A top terror expert says ISIS is now so weak that it could be decimated within hours.
According to a London Express report Monday evening, Russian airstrikes, unruly leadership and numerous defections have destabilized the terror organization to the point that it is no longer capable of fighting off even a small attack.
Terror analyst Dr. Afzal Ashraf told the paper that ISIS has drastically exaggerated its military power, prompting an international counterattack. Ashraf urged Western leaders to act now to wipe out the jihadi group.
The U.S. has led a coalition of airstrikes against ISIS. The New York Times reported that the coalition is preparing to open a major front in Raqqa, a city in northeastern Syria that is widely considered to be ISIS’ capital. President Obama has also ordered the Pentagon to provide weapons to Syrian rebel groups.
Russian President Vladimir Putin is preparing to send 150,000 troops into Syria to wipe out ISIS, according to the paper.
Ashraf, a researcher at the Royal United Services Institute think tank, told the Express: “This mythical state will disappear in a matter of hours once the international community decides to act.
“It won’t take very long at all to drive them, if not out of all of Iraq or Syria, then certainly the majority of their territories.
“They will hide in towns, but I would say do not to follow them as they would use innocent civilians as human shields.
“Leave them in these isolated settlements, and they will soon lose control.”
Ashraf’s statements came as Russian warplanes blasted nine ISIS posts in Syria, demolishing a vital command center and likely killing dozens of jihadis.

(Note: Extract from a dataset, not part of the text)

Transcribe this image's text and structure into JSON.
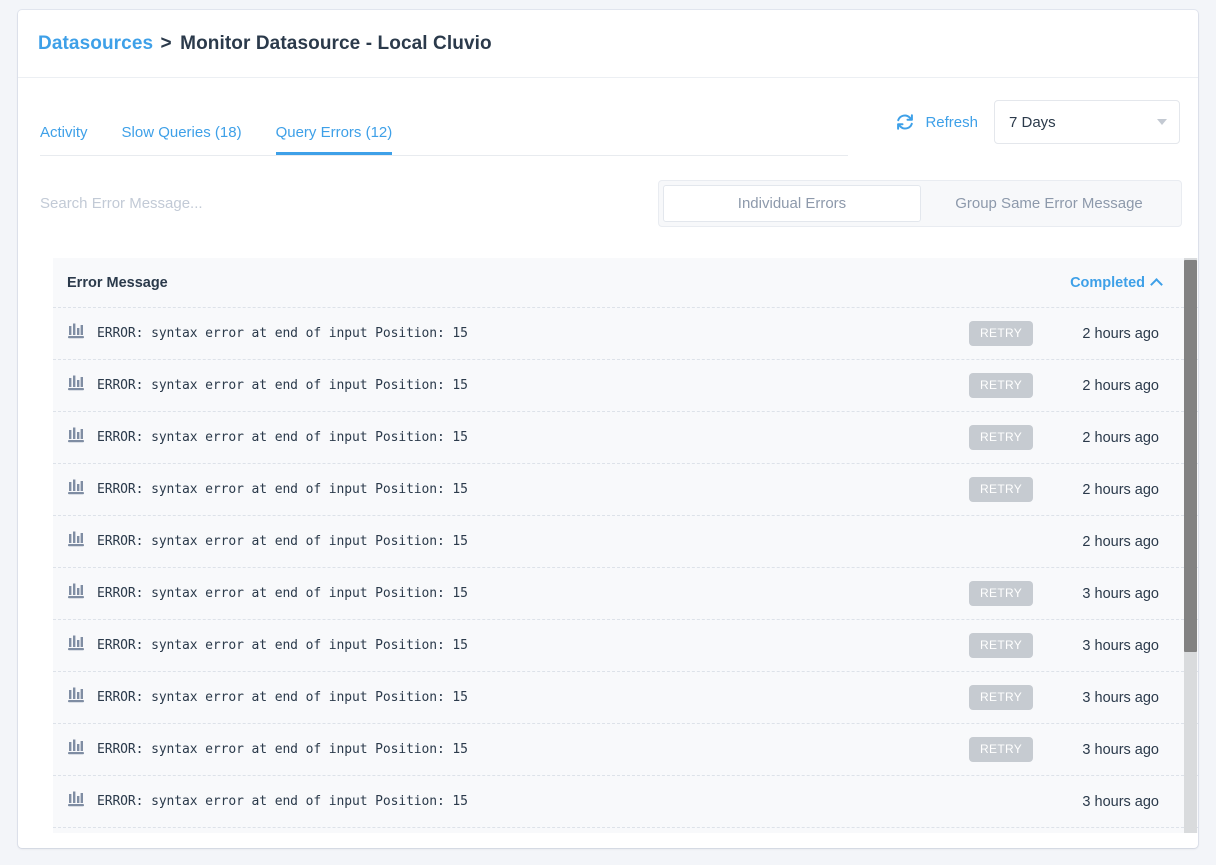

Also Monday, Turkey said a Russian warplane near the Syrian border crossed into its airspace. Turkey quickly readied its F-16 fighter jets and contacted the Russian ambassador. Turkey Prime Minister Ahmet Davutoglu said he would take any measures necessary to protect Turkey’s borders from another incursion.
Russia admitted that its plane had entered Turkey, but it claimed it was done “by mistake” and promised it wouldn’t happen again. A U.S. defense official dismissed that explanation, according to CBS News.
The Russian war planes also came as close as they’ve ever been to U.S. planes over Syria, CBS News reported. The Russians came within 20 miles of American pilots, who were able to locate them on targeting cameras.
NBC News reported that the Russian military has been moving its artillery and ground forces toward Hama, one of the initial targets of the Russians when they began airstrikes.
A senior defense official told NBC News, “So much for fighting ISIS.”
U.S. officials have questioned whether Russia’s strikes are actually part of an effort to support Syrian President Bashar Assad by bombing anti-government rebels.
In September, several reports claimed half of ISIS’ fighters had been killed, and many were deserting the terror group after their pay was decreased.
Ashraf claims ISIS’ military muscle has been significantly embellished.
“They have built up this superhero status because of the way the Iraqi army just fell apart when they confronted it,” he told the paper. “But that was not very much to do with their ability to fight; it was to do with the Iraqi army, which just doesn’t have a leadership that inspires. Once you’ve got a general running off, you don’t expect the soldiers to stand and fight.
“As a result, they have given the impression that they are far more capable than they are. If we had serious forces fighting in a coordinated battle against these people, they wouldn’t last very long at all.”
In fact, the Express reported, ISIS has only actually executed one terror attack in the last 14 months.
The group indirectly inspires more attacks abroad than it manages to carry out.
According to the Henry Jackson Society, approximately 75 percent of jihadis who claim to execute attacks on behalf of ISIS were inspired by videos online and have never actually had contact with the terror group.
Ashraf told the Express that ISIS’ tactic of encouraging “lone-wolf” attacks is backfiring – because now the international community is responding.
“Late last summer, when ISIS came under attack from Western forces, it started to lash out, first through beheadings of Western hostages.
“The reason we’ve seen a fall in beheadings since then is because they achieved nothing. ISIS had a lot of demands, and they never succeeded in those demands.
“Instead, they are now encouraging attacks in other countries, but their actions both in terms of inspiring these attacks and in causing a refugee crisis have taken the heat off Syrian dictator Bashar al-Assad and have put the focus of the main threat onto them.
“What’s happening with these attacks, particularly the Tunisia attack, is that the British government has now taken an increasingly more assertive and aggressive role in the fight against them.
“ISIS has now achieved itself through its own actions what many politicians and people failed to do, and that’s to galvanize the international community against it.”